→ PROBLEM TO WORK ON
Restate the records below word for word.

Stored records
□ □ □ □ □

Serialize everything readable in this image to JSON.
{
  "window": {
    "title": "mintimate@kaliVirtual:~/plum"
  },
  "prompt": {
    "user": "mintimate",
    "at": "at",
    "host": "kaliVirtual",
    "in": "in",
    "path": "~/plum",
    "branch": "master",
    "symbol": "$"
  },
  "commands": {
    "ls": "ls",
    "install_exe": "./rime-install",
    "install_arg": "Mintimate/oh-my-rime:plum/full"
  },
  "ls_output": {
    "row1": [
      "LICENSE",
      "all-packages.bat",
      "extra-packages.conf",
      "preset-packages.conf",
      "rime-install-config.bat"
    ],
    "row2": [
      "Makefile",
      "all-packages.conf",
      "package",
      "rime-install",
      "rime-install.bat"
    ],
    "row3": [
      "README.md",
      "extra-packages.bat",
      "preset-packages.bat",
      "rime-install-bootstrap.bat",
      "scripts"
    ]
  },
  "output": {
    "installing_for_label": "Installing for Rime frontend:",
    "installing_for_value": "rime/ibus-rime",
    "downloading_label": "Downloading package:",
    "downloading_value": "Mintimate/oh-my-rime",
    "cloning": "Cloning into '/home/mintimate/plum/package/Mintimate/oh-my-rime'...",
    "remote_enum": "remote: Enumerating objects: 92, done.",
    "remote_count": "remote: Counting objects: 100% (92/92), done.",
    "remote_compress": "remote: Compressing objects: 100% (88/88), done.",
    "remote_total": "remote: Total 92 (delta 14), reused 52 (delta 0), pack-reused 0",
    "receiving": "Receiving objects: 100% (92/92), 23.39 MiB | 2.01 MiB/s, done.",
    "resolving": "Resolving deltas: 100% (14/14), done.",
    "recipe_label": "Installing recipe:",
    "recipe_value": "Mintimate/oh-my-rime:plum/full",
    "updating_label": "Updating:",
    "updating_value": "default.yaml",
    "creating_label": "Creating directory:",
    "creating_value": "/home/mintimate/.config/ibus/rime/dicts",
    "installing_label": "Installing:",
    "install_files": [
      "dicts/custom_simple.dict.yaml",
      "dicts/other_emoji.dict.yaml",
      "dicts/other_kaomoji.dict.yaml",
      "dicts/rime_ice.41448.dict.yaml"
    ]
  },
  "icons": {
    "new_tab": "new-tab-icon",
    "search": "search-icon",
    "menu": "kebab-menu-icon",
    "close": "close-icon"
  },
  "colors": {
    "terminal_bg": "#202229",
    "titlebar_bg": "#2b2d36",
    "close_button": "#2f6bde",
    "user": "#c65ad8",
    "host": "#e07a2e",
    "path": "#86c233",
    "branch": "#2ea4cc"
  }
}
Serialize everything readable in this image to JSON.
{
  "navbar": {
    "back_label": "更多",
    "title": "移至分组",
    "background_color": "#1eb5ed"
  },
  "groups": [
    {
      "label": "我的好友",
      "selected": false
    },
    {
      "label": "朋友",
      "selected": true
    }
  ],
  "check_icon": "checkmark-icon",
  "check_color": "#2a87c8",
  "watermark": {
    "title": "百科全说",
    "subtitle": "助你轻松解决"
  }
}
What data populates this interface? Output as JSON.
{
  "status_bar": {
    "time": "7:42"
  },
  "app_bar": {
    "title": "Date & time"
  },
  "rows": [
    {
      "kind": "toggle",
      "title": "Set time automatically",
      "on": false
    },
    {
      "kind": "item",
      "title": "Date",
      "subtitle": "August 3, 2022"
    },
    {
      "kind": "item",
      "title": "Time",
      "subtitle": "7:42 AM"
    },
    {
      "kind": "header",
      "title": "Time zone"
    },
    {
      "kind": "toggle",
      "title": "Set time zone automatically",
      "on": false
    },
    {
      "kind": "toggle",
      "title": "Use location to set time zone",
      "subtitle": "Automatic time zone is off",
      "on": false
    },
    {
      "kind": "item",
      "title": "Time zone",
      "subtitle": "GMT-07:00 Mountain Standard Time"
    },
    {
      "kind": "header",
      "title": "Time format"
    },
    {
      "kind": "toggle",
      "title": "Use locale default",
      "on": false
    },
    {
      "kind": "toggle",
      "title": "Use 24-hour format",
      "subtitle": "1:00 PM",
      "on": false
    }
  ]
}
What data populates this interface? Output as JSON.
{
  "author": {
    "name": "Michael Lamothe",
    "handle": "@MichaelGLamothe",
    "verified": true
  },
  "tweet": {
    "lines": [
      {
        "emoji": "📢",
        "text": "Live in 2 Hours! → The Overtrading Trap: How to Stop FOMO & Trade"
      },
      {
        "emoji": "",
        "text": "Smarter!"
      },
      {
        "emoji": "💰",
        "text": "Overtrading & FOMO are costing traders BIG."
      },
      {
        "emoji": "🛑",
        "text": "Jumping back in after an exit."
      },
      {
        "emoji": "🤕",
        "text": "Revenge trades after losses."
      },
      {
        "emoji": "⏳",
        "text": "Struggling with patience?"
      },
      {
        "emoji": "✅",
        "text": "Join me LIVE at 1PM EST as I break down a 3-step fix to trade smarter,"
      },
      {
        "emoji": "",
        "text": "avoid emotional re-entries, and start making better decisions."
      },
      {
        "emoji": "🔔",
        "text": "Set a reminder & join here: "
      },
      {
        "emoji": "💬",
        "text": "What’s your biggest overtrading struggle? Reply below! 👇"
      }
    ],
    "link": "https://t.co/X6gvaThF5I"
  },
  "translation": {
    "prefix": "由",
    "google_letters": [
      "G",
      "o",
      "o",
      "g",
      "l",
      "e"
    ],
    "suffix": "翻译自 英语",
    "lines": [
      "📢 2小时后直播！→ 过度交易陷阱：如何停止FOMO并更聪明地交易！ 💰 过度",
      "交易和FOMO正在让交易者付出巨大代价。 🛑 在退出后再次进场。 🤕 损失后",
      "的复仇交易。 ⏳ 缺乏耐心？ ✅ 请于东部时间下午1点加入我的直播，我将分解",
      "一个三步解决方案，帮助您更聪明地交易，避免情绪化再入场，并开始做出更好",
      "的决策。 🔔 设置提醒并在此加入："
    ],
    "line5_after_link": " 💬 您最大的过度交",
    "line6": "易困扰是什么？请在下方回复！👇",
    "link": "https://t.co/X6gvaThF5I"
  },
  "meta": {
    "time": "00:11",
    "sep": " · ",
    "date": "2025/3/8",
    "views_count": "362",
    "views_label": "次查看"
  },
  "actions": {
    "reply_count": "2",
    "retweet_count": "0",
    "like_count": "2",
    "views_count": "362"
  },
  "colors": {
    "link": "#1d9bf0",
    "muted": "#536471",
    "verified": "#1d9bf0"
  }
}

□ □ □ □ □

→ ANSWER SPACE
Serialize everything readable in this image to JSON.
{
  "window": {
    "title": "mintimate@kaliVirtual:~/plum"
  },
  "prompt": {
    "user": "mintimate",
    "at": "at",
    "host": "kaliVirtual",
    "in": "in",
    "path": "~/plum",
    "branch": "master",
    "symbol": "$"
  },
  "commands": {
    "ls": "ls",
    "install_exe": "./rime-install",
    "install_arg": "Mintimate/oh-my-rime:plum/full"
  },
  "ls_output": {
    "row1": [
      "LICENSE",
      "all-packages.bat",
      "extra-packages.conf",
      "preset-packages.conf",
      "rime-install-config.bat"
    ],
    "row2": [
      "Makefile",
      "all-packages.conf",
      "package",
      "rime-install",
      "rime-install.bat"
    ],
    "row3": [
      "README.md",
      "extra-packages.bat",
      "preset-packages.bat",
      "rime-install-bootstrap.bat",
      "scripts"
    ]
  },
  "output": {
    "installing_for_label": "Installing for Rime frontend:",
    "installing_for_value": "rime/ibus-rime",
    "downloading_label": "Downloading package:",
    "downloading_value": "Mintimate/oh-my-rime",
    "cloning": "Cloning into '/home/mintimate/plum/package/Mintimate/oh-my-rime'...",
    "remote_enum": "remote: Enumerating objects: 92, done.",
    "remote_count": "remote: Counting objects: 100% (92/92), done.",
    "remote_compress": "remote: Compressing objects: 100% (88/88), done.",
    "remote_total": "remote: Total 92 (delta 14), reused 52 (delta 0), pack-reused 0",
    "receiving": "Receiving objects: 100% (92/92), 23.39 MiB | 2.01 MiB/s, done.",
    "resolving": "Resolving deltas: 100% (14/14), done.",
    "recipe_label": "Installing recipe:",
    "recipe_value": "Mintimate/oh-my-rime:plum/full",
    "updating_label": "Updating:",
    "updating_value": "default.yaml",
    "creating_label": "Creating directory:",
    "creating_value": "/home/mintimate/.config/ibus/rime/dicts",
    "installing_label": "Installing:",
    "install_files": [
      "dicts/custom_simple.dict.yaml",
      "dicts/other_emoji.dict.yaml",
      "dicts/other_kaomoji.dict.yaml",
      "dicts/rime_ice.41448.dict.yaml"
    ]
  },
  "icons": {
    "new_tab": "new-tab-icon",
    "search": "search-icon",
    "menu": "kebab-menu-icon",
    "close": "close-icon"
  },
  "colors": {
    "terminal_bg": "#202229",
    "titlebar_bg": "#2b2d36",
    "close_button": "#2f6bde",
    "user": "#c65ad8",
    "host": "#e07a2e",
    "path": "#86c233",
    "branch": "#2ea4cc"
  }
}
Serialize everything readable in this image to JSON.
{
  "navbar": {
    "back_label": "更多",
    "title": "移至分组",
    "background_color": "#1eb5ed"
  },
  "groups": [
    {
      "label": "我的好友",
      "selected": false
    },
    {
      "label": "朋友",
      "selected": true
    }
  ],
  "check_icon": "checkmark-icon",
  "check_color": "#2a87c8",
  "watermark": {
    "title": "百科全说",
    "subtitle": "助你轻松解决"
  }
}
What data populates this interface? Output as JSON.
{
  "status_bar": {
    "time": "7:42"
  },
  "app_bar": {
    "title": "Date & time"
  },
  "rows": [
    {
      "kind": "toggle",
      "title": "Set time automatically",
      "on": false
    },
    {
      "kind": "item",
      "title": "Date",
      "subtitle": "August 3, 2022"
    },
    {
      "kind": "item",
      "title": "Time",
      "subtitle": "7:42 AM"
    },
    {
      "kind": "header",
      "title": "Time zone"
    },
    {
      "kind": "toggle",
      "title": "Set time zone automatically",
      "on": false
    },
    {
      "kind": "toggle",
      "title": "Use location to set time zone",
      "subtitle": "Automatic time zone is off",
      "on": false
    },
    {
      "kind": "item",
      "title": "Time zone",
      "subtitle": "GMT-07:00 Mountain Standard Time"
    },
    {
      "kind": "header",
      "title": "Time format"
    },
    {
      "kind": "toggle",
      "title": "Use locale default",
      "on": false
    },
    {
      "kind": "toggle",
      "title": "Use 24-hour format",
      "subtitle": "1:00 PM",
      "on": false
    }
  ]
}
What data populates this interface? Output as JSON.
{
  "author": {
    "name": "Michael Lamothe",
    "handle": "@MichaelGLamothe",
    "verified": true
  },
  "tweet": {
    "lines": [
      {
        "emoji": "📢",
        "text": "Live in 2 Hours! → The Overtrading Trap: How to Stop FOMO & Trade"
      },
      {
        "emoji": "",
        "text": "Smarter!"
      },
      {
        "emoji": "💰",
        "text": "Overtrading & FOMO are costing traders BIG."
      },
      {
        "emoji": "🛑",
        "text": "Jumping back in after an exit."
      },
      {
        "emoji": "🤕",
        "text": "Revenge trades after losses."
      },
      {
        "emoji": "⏳",
        "text": "Struggling with patience?"
      },
      {
        "emoji": "✅",
        "text": "Join me LIVE at 1PM EST as I break down a 3-step fix to trade smarter,"
      },
      {
        "emoji": "",
        "text": "avoid emotional re-entries, and start making better decisions."
      },
      {
        "emoji": "🔔",
        "text": "Set a reminder & join here: "
      },
      {
        "emoji": "💬",
        "text": "What’s your biggest overtrading struggle? Reply below! 👇"
      }
    ],
    "link": "https://t.co/X6gvaThF5I"
  },
  "translation": {
    "prefix": "由",
    "google_letters": [
      "G",
      "o",
      "o",
      "g",
      "l",
      "e"
    ],
    "suffix": "翻译自 英语",
    "lines": [
      "📢 2小时后直播！→ 过度交易陷阱：如何停止FOMO并更聪明地交易！ 💰 过度",
      "交易和FOMO正在让交易者付出巨大代价。 🛑 在退出后再次进场。 🤕 损失后",
      "的复仇交易。 ⏳ 缺乏耐心？ ✅ 请于东部时间下午1点加入我的直播，我将分解",
      "一个三步解决方案，帮助您更聪明地交易，避免情绪化再入场，并开始做出更好",
      "的决策。 🔔 设置提醒并在此加入："
    ],
    "line5_after_link": " 💬 您最大的过度交",
    "line6": "易困扰是什么？请在下方回复！👇",
    "link": "https://t.co/X6gvaThF5I"
  },
  "meta": {
    "time": "00:11",
    "sep": " · ",
    "date": "2025/3/8",
    "views_count": "362",
    "views_label": "次查看"
  },
  "actions": {
    "reply_count": "2",
    "retweet_count": "0",
    "like_count": "2",
    "views_count": "362"
  },
  "colors": {
    "link": "#1d9bf0",
    "muted": "#536471",
    "verified": "#1d9bf0"
  }
}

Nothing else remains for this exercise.